Samsung was the first phone manufacturer to embrace mobile virtual reality (VR) with its Gear VR headset in 2015. But when company executives announced Samsung’s newest flagship phones — the Galaxy S9 and Galaxy S9+ — at Mobile World Congress in Barcelona this weekend, they didn’t even mention VR once.
Instead, Samsung touted new AI Emoji that mimic the iPhone’s Animoji, as well as its Bixby digital assistant, now capable of translating written text in real-time. Samsung also heavily emphasized the phone’s new camera, which comes with a dual aperture lens for better low-light performance.
At a press briefing in San Francisco Monday, company representatives also demonstrated the S9’s ability to shoot slow-motion videos, with the ability to record 960 frames per second at a 720p resolution — a frame rate three times higher than that of the iPhone X. Slow-motion videos shot with the new feature are automatically turned into 6-second clips, complete with background music.
Samsung representatives also clarified that the S9 and S9+ are compatible with the latest version of the company’s Gear VR headset, which it launched last year in conjunction with the Galaxy Note 8. Both phones also work with Google’s Daydream VR headset — but it doesn’t sound like the company has plans to launch a new Gear VR any time soon. What’s more, unlike in previous years, the company didn’t announce any pre-order deals that would include Gear VR give-aways.
That’s in part because Samsung’s business relationships have changed. Samsung’s Gear VR is based on software from Facebook’s Oculus, and offers access to the Oculus store. It is widely believed that the initial agreement between the companies was mutually exclusive, guaranteeing that Samsung phones would only work with Oculus-powered headsets and that Oculus would only license its mobile software to Samsung.
Both companies have since struck partnerships with third parties. Samsung teamed up with Google in 2016 on that company’s Daydream VR platform, and announced last year that the Galaxy S8 and S8+ would be compatible with Google’s Daydream headset.

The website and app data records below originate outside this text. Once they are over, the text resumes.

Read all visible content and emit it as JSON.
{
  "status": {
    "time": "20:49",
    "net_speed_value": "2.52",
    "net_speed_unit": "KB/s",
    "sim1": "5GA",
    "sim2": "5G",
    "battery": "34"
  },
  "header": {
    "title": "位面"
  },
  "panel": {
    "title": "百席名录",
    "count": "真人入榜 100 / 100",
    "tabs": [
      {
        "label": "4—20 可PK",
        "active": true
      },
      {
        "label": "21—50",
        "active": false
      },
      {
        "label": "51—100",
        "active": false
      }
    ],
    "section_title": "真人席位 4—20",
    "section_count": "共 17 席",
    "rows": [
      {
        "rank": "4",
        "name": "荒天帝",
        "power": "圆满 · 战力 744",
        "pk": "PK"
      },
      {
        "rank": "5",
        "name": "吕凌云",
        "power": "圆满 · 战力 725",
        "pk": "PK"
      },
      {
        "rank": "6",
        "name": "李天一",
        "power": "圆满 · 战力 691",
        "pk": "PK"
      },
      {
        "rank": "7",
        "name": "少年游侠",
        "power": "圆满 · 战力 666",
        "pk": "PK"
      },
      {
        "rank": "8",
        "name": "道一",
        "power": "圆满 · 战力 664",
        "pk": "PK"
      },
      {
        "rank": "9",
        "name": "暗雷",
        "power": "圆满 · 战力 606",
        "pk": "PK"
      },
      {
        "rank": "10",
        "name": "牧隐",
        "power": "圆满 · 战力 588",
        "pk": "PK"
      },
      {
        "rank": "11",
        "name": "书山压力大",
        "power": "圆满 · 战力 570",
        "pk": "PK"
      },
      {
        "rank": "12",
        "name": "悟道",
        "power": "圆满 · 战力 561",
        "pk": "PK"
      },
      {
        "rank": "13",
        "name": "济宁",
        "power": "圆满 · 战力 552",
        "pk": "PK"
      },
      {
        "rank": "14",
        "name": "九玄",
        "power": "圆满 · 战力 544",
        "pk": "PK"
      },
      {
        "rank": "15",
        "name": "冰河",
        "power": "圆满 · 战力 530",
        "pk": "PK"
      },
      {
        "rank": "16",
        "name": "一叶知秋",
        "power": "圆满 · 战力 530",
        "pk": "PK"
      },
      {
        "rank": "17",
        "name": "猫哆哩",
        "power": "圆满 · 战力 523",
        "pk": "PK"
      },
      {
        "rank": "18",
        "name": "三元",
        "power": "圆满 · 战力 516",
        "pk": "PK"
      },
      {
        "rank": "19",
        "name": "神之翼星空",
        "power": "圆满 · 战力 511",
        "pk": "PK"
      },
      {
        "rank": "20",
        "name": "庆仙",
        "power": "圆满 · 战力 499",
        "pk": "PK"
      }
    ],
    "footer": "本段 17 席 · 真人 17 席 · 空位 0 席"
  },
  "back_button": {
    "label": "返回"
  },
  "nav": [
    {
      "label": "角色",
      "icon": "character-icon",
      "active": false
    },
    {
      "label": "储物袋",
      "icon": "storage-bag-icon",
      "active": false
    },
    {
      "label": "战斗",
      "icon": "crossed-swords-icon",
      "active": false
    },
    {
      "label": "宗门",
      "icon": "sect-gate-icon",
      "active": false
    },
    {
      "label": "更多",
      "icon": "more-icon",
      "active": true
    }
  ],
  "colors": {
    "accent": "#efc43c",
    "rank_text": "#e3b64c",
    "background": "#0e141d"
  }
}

And last year, Facebook announced a partnership with Xiaomi to produce the Oculus Go, a $200 standalone VR headset capable of running Gear VR apps.
What’s more, Samsung has also partnered with Microsoft for the production of a high-end VR headset powered by Microsoft’s Windows Mixed Reality software. That headset comes with inside-out tracking, which means that it allows users to lean into a VR experience, and is also capable of keeping track of the position of two handheld controllers.
In other words: Samsung decided to diversify its bets on VR — and notably deemphasize the Gear VR.